■ WORK TO BE COMPLETED: When the string "camera" appears in a line of the records, show the whole line.

Content starts

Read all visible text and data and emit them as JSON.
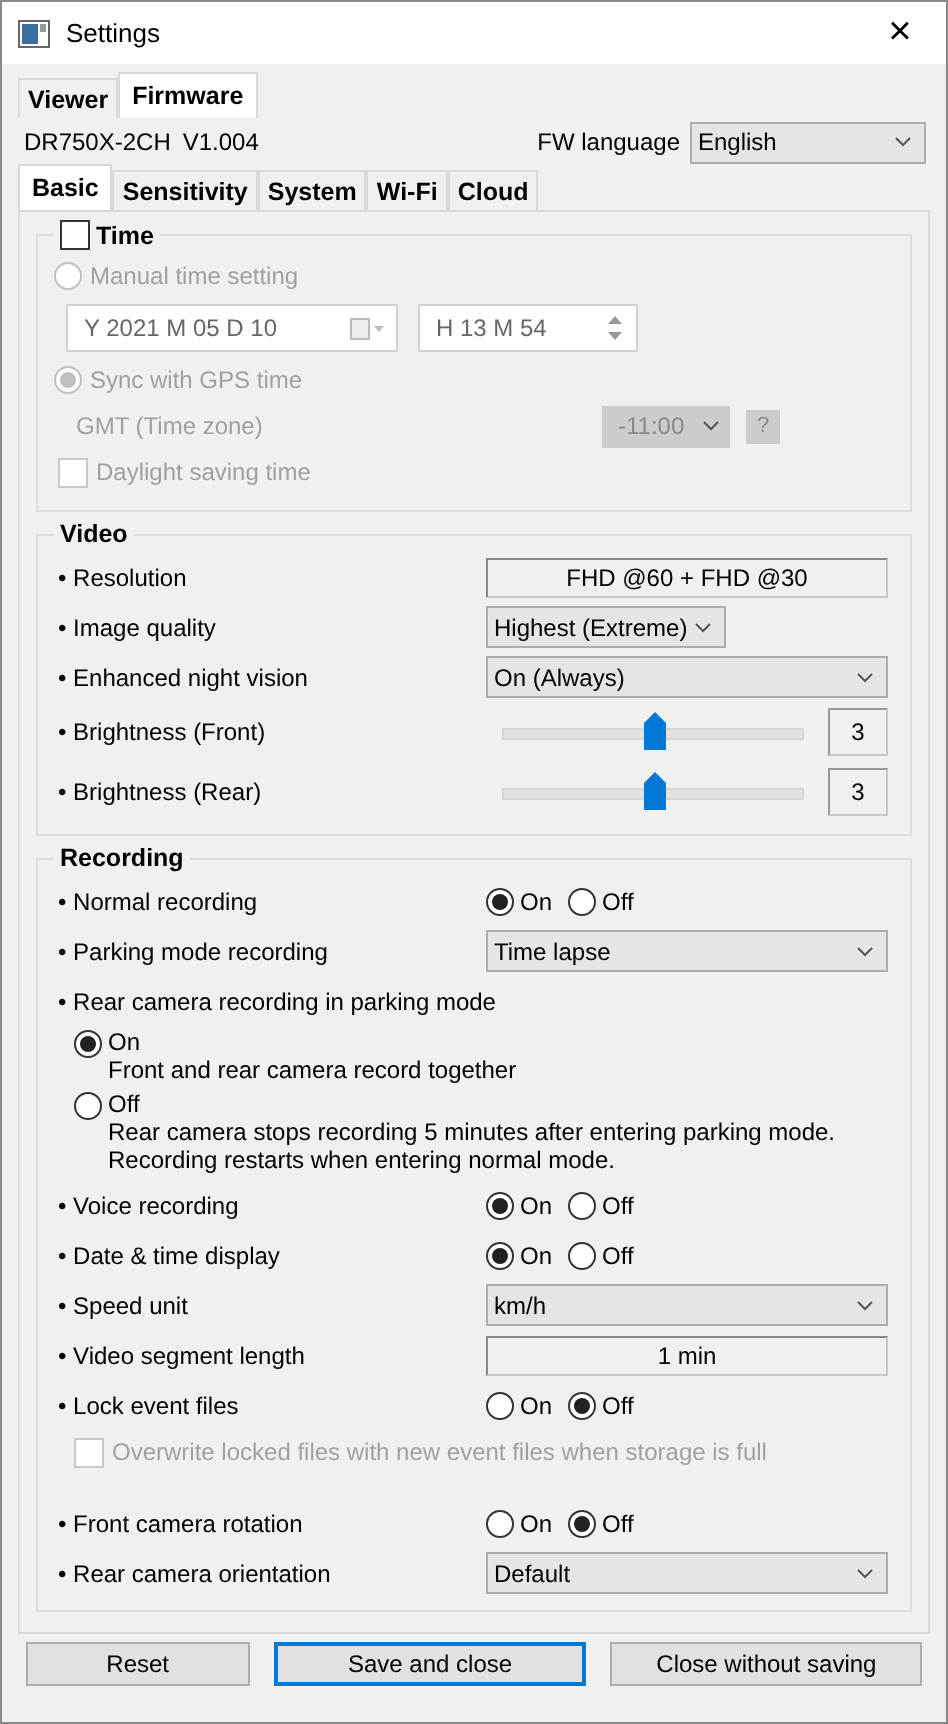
{
  "window": {
    "title": "Settings",
    "close": "×"
  },
  "top_tabs": [
    {
      "label": "Viewer",
      "selected": false
    },
    {
      "label": "Firmware",
      "selected": true
    }
  ],
  "device": {
    "model": "DR750X-2CH",
    "version": "V1.004",
    "language_label": "FW language",
    "language": "English"
  },
  "tabs": [
    {
      "label": "Basic",
      "selected": true
    },
    {
      "label": "Sensitivity",
      "selected": false
    },
    {
      "label": "System",
      "selected": false
    },
    {
      "label": "Wi-Fi",
      "selected": false
    },
    {
      "label": "Cloud",
      "selected": false
    }
  ],
  "time_group": {
    "label": "Time",
    "checked": false,
    "disabled": true,
    "manual": {
      "label": "Manual time setting",
      "selected": false,
      "date": "Y 2021 M 05 D 10",
      "time": "H 13 M 54"
    },
    "gps": {
      "label": "Sync with GPS time",
      "selected": true,
      "timezone_label": "GMT (Time zone)",
      "timezone": "-11:00",
      "help": "?"
    },
    "daylight": {
      "label": "Daylight saving time",
      "checked": false
    }
  },
  "groups": [
    {
      "title": "Video",
      "rows": [
        {
          "kind": "readonly",
          "label": "• Resolution",
          "value": "FHD @60 + FHD @30"
        },
        {
          "kind": "compact-select",
          "label": "• Image quality",
          "value": "Highest (Extreme)"
        },
        {
          "kind": "select",
          "label": "• Enhanced night vision",
          "value": "On (Always)"
        },
        {
          "kind": "slider",
          "label": "• Brightness (Front)",
          "level": 0.5,
          "value": "3"
        },
        {
          "kind": "slider",
          "label": "• Brightness (Rear)",
          "level": 0.5,
          "value": "3"
        }
      ]
    },
    {
      "title": "Recording",
      "rows": [
        {
          "kind": "on-off",
          "label": "• Normal recording",
          "options": [
            {
              "label": "On",
              "selected": true
            },
            {
              "label": "Off",
              "selected": false
            }
          ]
        },
        {
          "kind": "select",
          "label": "• Parking mode recording",
          "value": "Time lapse"
        },
        {
          "kind": "choice-block",
          "label": "• Rear camera recording in parking mode",
          "options": [
            {
              "label": "On",
              "description": "Front and rear camera record together",
              "selected": true
            },
            {
              "label": "Off",
              "description": "Rear camera stops recording 5 minutes after entering parking mode. Recording restarts when entering normal mode.",
              "selected": false
            }
          ]
        },
        {
          "kind": "on-off",
          "label": "• Voice recording",
          "options": [
            {
              "label": "On",
              "selected": true
            },
            {
              "label": "Off",
              "selected": false
            }
          ]
        },
        {
          "kind": "on-off",
          "label": "• Date & time display",
          "options": [
            {
              "label": "On",
              "selected": true
            },
            {
              "label": "Off",
              "selected": false
            }
          ]
        },
        {
          "kind": "select",
          "label": "• Speed unit",
          "value": "km/h"
        },
        {
          "kind": "readonly",
          "label": "• Video segment length",
          "value": "1 min"
        },
        {
          "kind": "on-off",
          "label": "• Lock event files",
          "options": [
            {
              "label": "On",
              "selected": false
            },
            {
              "label": "Off",
              "selected": true
            }
          ]
        },
        {
          "kind": "checkbox",
          "label": "Overwrite locked files with new event files when storage is full",
          "checked": false,
          "disabled": true
        },
        {
          "kind": "on-off",
          "label": "• Front camera rotation",
          "options": [
            {
              "label": "On",
              "selected": false
            },
            {
              "label": "Off",
              "selected": true
            }
          ]
        },
        {
          "kind": "select",
          "label": "• Rear camera orientation",
          "value": "Default"
        }
      ]
    }
  ],
  "buttons": [
    {
      "label": "Reset",
      "default": false
    },
    {
      "label": "Save and close",
      "default": true
    },
    {
      "label": "Close without saving",
      "default": false
    }
  ]
}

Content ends

■ TASK ANSWER:
          "label": "• Rear camera recording in parking mode",
              "description": "Front and rear camera record together",
              "description": "Rear camera stops recording 5 minutes after entering parking mode. Recording restarts when entering normal mode.",
          "label": "• Front camera rotation",
          "label": "• Rear camera orientation",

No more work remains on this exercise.